- Static Information (Interests)
- Dynamic Information (location, status/wall)
- Learning User Preferences
- Social Circles
- Personalisation of Results
Note: Small circle personalised results too shallow, related query extending useful to enrich choice.
The Last Straw
“In the future, web search engines can use such a signal to determine authority of social data. In October 2010, Bing and Facebook announced the Bing Social Layer.”
Series of events took place during this time including strategic acquisitions, change in management, policy and attitude shift towards 3rd party providers, product trim and focus on getting what Facebook and Twitter have. Academic research on social networks, user experience expertise and already developed infrastructure were adapted to handle big-data processing and algorithmic treatment of linked data.
Google announces SPYW, Google+ is launched. Top level management decides Google is now one unified product and utilises enormous search market share, brand, product range and influence to propel the success of the new social platform. Rapid deployment policy continues and Google’s products including their social media platform continue to evolve and change, while authorship becomes more significant and easier to implement. Attempts of public criticism are largely ignored or downplayed.
The search giant has moved on and even though Twitter and Facebook are being looked at and factored in, they will never again be in Google’s circle of trust.
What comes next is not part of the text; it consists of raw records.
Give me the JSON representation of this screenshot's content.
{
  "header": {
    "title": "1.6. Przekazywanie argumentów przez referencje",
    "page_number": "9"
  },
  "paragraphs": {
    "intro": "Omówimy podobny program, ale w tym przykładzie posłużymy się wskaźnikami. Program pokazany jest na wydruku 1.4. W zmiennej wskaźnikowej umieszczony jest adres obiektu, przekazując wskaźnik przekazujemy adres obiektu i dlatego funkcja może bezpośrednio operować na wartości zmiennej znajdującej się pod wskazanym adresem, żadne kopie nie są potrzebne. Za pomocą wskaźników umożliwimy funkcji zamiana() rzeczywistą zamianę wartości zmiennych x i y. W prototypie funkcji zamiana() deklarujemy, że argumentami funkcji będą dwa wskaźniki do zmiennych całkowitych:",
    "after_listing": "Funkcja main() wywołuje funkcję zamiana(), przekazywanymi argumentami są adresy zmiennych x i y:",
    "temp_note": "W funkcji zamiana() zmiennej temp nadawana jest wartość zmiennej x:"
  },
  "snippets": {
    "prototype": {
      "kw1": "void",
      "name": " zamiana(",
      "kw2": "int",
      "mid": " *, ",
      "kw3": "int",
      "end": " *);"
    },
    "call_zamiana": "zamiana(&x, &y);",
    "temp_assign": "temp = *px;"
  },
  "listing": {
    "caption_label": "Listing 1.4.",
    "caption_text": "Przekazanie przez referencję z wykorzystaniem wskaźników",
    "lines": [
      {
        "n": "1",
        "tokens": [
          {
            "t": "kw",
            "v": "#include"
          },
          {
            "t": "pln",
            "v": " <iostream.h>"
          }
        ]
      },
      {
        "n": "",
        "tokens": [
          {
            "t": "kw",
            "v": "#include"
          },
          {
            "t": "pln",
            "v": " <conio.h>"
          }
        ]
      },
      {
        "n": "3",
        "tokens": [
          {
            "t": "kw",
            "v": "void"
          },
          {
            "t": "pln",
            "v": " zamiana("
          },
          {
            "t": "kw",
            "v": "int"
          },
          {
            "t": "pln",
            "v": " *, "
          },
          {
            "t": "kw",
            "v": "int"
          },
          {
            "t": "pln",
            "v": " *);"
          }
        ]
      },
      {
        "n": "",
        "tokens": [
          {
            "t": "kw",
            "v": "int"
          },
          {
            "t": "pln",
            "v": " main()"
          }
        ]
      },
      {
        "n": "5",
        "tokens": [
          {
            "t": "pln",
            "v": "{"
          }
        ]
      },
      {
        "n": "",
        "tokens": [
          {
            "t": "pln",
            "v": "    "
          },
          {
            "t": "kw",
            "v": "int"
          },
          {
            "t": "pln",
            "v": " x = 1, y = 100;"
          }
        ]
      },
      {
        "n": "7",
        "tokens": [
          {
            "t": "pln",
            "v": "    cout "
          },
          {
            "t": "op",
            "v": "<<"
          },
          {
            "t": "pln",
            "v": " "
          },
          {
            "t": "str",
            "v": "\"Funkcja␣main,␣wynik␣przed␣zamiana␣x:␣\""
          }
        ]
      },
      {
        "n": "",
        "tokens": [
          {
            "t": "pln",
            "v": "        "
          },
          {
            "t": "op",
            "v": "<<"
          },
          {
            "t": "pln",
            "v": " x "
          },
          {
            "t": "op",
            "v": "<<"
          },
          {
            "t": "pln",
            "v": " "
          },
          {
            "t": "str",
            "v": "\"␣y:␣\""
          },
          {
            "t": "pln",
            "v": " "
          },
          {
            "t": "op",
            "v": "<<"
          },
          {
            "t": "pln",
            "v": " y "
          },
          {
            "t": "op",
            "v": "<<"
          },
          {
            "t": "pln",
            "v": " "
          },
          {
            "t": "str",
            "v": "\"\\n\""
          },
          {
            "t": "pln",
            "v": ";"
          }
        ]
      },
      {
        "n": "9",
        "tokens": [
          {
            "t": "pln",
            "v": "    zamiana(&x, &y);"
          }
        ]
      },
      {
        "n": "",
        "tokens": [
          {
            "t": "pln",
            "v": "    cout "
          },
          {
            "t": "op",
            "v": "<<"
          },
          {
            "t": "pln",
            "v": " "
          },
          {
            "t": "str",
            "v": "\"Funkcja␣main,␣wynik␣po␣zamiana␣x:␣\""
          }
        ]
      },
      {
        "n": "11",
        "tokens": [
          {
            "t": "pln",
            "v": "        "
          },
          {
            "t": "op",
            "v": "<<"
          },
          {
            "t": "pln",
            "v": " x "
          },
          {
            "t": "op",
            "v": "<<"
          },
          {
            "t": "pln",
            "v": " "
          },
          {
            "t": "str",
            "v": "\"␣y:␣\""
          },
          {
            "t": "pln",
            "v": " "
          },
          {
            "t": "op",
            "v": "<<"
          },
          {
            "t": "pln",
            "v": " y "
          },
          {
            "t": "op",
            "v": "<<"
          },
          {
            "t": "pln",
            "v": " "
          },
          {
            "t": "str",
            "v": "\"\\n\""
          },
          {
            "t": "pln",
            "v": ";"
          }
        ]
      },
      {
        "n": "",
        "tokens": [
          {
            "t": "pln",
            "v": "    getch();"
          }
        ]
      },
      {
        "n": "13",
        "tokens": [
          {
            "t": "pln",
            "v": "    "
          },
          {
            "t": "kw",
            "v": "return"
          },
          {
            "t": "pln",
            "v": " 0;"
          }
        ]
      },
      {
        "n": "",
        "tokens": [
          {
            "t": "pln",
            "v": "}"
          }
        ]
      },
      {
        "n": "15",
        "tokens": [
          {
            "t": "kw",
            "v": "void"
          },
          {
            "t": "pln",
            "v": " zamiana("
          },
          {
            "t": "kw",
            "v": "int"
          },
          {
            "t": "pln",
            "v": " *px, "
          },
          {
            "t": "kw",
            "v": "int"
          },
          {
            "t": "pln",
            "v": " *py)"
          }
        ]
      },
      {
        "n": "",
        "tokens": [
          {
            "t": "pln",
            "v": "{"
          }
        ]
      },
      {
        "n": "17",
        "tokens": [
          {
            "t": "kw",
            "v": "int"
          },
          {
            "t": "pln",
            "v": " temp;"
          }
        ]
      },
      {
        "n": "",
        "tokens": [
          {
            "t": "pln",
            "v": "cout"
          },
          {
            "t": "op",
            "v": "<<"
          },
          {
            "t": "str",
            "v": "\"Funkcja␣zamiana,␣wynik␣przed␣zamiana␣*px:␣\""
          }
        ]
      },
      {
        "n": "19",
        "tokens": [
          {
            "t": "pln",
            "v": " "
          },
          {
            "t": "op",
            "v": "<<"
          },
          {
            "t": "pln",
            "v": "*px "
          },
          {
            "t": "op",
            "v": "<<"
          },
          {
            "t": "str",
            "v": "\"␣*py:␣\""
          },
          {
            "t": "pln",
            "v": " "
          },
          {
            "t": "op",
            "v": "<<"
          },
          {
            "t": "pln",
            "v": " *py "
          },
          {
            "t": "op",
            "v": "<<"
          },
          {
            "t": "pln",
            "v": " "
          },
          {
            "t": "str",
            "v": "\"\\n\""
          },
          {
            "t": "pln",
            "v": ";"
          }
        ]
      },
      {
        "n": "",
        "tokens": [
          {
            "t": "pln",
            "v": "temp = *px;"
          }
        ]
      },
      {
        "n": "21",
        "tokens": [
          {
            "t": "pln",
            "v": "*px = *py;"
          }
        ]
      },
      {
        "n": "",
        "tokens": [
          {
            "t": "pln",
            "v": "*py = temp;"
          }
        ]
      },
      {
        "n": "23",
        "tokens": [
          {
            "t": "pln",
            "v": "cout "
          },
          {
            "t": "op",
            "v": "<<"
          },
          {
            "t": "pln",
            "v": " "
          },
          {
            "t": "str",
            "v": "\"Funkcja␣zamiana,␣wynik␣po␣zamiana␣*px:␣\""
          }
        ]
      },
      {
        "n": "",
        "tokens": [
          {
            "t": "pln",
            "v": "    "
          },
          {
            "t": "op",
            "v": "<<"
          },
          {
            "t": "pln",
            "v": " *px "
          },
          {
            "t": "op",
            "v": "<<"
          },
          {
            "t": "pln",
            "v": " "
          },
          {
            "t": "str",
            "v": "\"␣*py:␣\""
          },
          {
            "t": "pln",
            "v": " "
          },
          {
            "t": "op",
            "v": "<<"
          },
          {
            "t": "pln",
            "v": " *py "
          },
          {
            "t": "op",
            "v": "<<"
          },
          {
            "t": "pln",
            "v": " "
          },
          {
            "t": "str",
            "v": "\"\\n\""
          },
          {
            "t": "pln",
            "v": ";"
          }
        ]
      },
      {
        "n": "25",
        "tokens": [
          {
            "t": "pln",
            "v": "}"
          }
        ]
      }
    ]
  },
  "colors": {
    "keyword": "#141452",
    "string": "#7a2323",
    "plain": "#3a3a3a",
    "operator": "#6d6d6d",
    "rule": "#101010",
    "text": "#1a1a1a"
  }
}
Ever?
Opinions, comments, questions & feedback on Google+
Das, A., Jain, A., – Indexing The World Wide Web: The Journey So Far, Next Generation Search Engines: Advanced Models for Information Retrieval, 2011.